**TASK DESCRIPTION**
What follows is a listing; restate every line of it word for word.

- Opening Delimiter -

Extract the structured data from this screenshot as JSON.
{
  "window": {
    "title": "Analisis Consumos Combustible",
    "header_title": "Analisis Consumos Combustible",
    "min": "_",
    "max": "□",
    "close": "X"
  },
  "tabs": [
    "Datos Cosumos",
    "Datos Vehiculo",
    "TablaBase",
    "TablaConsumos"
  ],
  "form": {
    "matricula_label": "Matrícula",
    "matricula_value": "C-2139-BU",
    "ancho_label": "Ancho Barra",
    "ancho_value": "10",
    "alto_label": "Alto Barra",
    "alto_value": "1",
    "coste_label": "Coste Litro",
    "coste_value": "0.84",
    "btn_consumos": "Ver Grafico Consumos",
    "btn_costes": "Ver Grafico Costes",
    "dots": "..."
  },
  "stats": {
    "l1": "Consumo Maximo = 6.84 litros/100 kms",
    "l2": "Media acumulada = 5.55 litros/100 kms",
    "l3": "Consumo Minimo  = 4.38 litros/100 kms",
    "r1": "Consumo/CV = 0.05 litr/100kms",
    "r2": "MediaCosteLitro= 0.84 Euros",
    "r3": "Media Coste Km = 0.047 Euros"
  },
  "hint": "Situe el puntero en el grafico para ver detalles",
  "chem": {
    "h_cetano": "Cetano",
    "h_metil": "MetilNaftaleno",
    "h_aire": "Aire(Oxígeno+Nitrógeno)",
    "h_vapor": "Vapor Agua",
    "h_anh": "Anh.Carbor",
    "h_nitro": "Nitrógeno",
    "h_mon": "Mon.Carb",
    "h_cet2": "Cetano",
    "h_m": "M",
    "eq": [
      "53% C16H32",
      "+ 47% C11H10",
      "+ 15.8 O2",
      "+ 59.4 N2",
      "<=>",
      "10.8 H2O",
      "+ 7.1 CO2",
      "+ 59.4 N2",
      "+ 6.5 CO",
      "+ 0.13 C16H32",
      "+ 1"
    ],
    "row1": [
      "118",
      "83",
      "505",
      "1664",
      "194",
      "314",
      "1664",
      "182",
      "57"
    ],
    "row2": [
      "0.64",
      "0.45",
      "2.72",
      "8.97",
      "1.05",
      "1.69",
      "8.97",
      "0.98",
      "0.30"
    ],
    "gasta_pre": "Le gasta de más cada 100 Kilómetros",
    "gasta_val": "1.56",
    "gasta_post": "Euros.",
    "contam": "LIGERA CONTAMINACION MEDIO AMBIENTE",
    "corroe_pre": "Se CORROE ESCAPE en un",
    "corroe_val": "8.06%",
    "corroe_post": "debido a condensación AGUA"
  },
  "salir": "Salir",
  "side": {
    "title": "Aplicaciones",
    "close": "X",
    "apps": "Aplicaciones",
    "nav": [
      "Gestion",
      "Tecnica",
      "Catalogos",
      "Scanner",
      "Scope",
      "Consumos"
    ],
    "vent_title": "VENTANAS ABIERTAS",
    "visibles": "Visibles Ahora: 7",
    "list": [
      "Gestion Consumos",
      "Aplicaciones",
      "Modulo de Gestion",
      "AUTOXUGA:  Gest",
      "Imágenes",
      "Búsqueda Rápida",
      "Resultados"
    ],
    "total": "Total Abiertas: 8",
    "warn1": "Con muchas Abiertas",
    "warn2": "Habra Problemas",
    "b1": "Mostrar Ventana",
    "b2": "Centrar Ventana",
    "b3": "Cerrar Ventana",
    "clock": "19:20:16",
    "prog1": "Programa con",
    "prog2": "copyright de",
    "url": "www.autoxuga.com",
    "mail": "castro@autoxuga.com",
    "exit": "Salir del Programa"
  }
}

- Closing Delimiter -

**TASK SOLUTION**
Extract the structured data from this screenshot as JSON.
{
  "window": {
    "title": "Analisis Consumos Combustible",
    "header_title": "Analisis Consumos Combustible",
    "min": "_",
    "max": "□",
    "close": "X"
  },
  "tabs": [
    "Datos Cosumos",
    "Datos Vehiculo",
    "TablaBase",
    "TablaConsumos"
  ],
  "form": {
    "matricula_label": "Matrícula",
    "matricula_value": "C-2139-BU",
    "ancho_label": "Ancho Barra",
    "ancho_value": "10",
    "alto_label": "Alto Barra",
    "alto_value": "1",
    "coste_label": "Coste Litro",
    "coste_value": "0.84",
    "btn_consumos": "Ver Grafico Consumos",
    "btn_costes": "Ver Grafico Costes",
    "dots": "..."
  },
  "stats": {
    "l1": "Consumo Maximo = 6.84 litros/100 kms",
    "l2": "Media acumulada = 5.55 litros/100 kms",
    "l3": "Consumo Minimo  = 4.38 litros/100 kms",
    "r1": "Consumo/CV = 0.05 litr/100kms",
    "r2": "MediaCosteLitro= 0.84 Euros",
    "r3": "Media Coste Km = 0.047 Euros"
  },
  "hint": "Situe el puntero en el grafico para ver detalles",
  "chem": {
    "h_cetano": "Cetano",
    "h_metil": "MetilNaftaleno",
    "h_aire": "Aire(Oxígeno+Nitrógeno)",
    "h_vapor": "Vapor Agua",
    "h_anh": "Anh.Carbor",
    "h_nitro": "Nitrógeno",
    "h_mon": "Mon.Carb",
    "h_cet2": "Cetano",
    "h_m": "M",
    "eq": [
      "53% C16H32",
      "+ 47% C11H10",
      "+ 15.8 O2",
      "+ 59.4 N2",
      "<=>",
      "10.8 H2O",
      "+ 7.1 CO2",
      "+ 59.4 N2",
      "+ 6.5 CO",
      "+ 0.13 C16H32",
      "+ 1"
    ],
    "row1": [
      "118",
      "83",
      "505",
      "1664",
      "194",
      "314",
      "1664",
      "182",
      "57"
    ],
    "row2": [
      "0.64",
      "0.45",
      "2.72",
      "8.97",
      "1.05",
      "1.69",
      "8.97",
      "0.98",
      "0.30"
    ],
    "gasta_pre": "Le gasta de más cada 100 Kilómetros",
    "gasta_val": "1.56",
    "gasta_post": "Euros.",
    "contam": "LIGERA CONTAMINACION MEDIO AMBIENTE",
    "corroe_pre": "Se CORROE ESCAPE en un",
    "corroe_val": "8.06%",
    "corroe_post": "debido a condensación AGUA"
  },
  "salir": "Salir",
  "side": {
    "title": "Aplicaciones",
    "close": "X",
    "apps": "Aplicaciones",
    "nav": [
      "Gestion",
      "Tecnica",
      "Catalogos",
      "Scanner",
      "Scope",
      "Consumos"
    ],
    "vent_title": "VENTANAS ABIERTAS",
    "visibles": "Visibles Ahora: 7",
    "list": [
      "Gestion Consumos",
      "Aplicaciones",
      "Modulo de Gestion",
      "AUTOXUGA:  Gest",
      "Imágenes",
      "Búsqueda Rápida",
      "Resultados"
    ],
    "total": "Total Abiertas: 8",
    "warn1": "Con muchas Abiertas",
    "warn2": "Habra Problemas",
    "b1": "Mostrar Ventana",
    "b2": "Centrar Ventana",
    "b3": "Cerrar Ventana",
    "clock": "19:20:16",
    "prog1": "Programa con",
    "prog2": "copyright de",
    "url": "www.autoxuga.com",
    "mail": "castro@autoxuga.com",
    "exit": "Salir del Programa"
  }
}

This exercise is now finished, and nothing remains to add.